Not Your Father’s DuPont
01/10/2008 12:00 am EST
George Putnam III, editor of the Turnaround Letter, says the chemical giant has transformed itself into an innovation machine yet trades like a stodgy old industrial firm.
EI DuPont de Nemours, or DuPont (NYSE: DD), began operating in 1802 as a maker of gunpowder and explosives. Then around 1900, it began transforming itself into a broader chemicals and materials company. Among the innovations that came out of DuPont in the 20th century were nylon, Teflon, and Kevlar.
In the latter part of the 20th century, the company diversified into oil and gas and pharmaceutical products. In the late 1990s, earnings and the stock price both began to slip. Then, as DuPont began its third century, it transformed itself again. It spun off its Conoco energy operations in 1998, sold the pharmaceutical division in 2001 and sold its textile business in 2005.
Today, DuPont uses cutting-edge science to produce a wide range of products and services for markets including agriculture, nutrition, electronics, communications, safety and protection, home and construction, transportation, and apparel.
Management has had little time to celebrate the company’s transformation. It was hit hard by hurricanes Katrina and Rita in 2005, and that was quickly followed by a sharp rise in materials and energy costs. More recently, it has been challenged by weakness in the automotive and housing markets.
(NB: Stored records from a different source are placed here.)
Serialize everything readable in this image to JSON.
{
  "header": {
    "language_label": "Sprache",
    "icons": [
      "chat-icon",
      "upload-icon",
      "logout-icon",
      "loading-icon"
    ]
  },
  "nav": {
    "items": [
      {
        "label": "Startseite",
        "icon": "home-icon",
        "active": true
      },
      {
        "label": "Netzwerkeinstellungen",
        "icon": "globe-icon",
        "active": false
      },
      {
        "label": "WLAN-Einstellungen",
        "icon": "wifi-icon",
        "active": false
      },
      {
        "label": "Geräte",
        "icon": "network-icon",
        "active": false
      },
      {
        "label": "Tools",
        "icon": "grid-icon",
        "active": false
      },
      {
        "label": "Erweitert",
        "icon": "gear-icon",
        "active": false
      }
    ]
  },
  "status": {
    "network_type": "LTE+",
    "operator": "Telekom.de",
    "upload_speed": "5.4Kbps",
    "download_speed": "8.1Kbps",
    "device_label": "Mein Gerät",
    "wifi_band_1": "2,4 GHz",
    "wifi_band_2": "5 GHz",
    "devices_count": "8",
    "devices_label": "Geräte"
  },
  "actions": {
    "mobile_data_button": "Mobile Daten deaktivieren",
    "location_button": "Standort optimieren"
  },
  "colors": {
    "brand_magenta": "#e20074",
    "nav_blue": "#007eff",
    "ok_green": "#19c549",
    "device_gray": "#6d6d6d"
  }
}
However, DuPont is proving very resilient. Driven by innovative products, the company has been able to target growing markets in agriculture, biotechnology, electronics, specialty materials, and safety, while maintaining its position in its traditional markets.
DuPont’s research and development continues to come up with key new products. It has produced more than 1,000 new products in each of the last several years. Fully 34% of 2006 sales were from products introduced within the preceding five years. Year to date, the company has filed for 1,100 patents, of which 300 are biotechnology-related.
DuPont has also successfully targeted many of the fastest growing geographical markets. In the most recent quarter, the company had double-digit year-over-year sales growth in China, Eastern Europe, and Latin America. Moreover, with 64% of sales generated outside the US, DuPont stands to benefit significantly from the weakness in the dollar.
The company has solid finances, including $1.2 billion in cash. DuPont has paid a dividend every quarter since 1904, and it recently increased the dividend to provide a very generous 3.6% yield at the current stock price.
For all of its innovation and growth prospects, DuPont trades at only about 14x this year’s expected earnings, more appropriate for a stodgy old industrial company like DuPont once was. While weakness in the automotive and homebuilding sectors still obscures some of the stock’s long-term potential, we expect that cloud to lift in the not-too-distant future. We recommend buying DuPont now up to $60. (It closed Wednesday below $45—Editor.)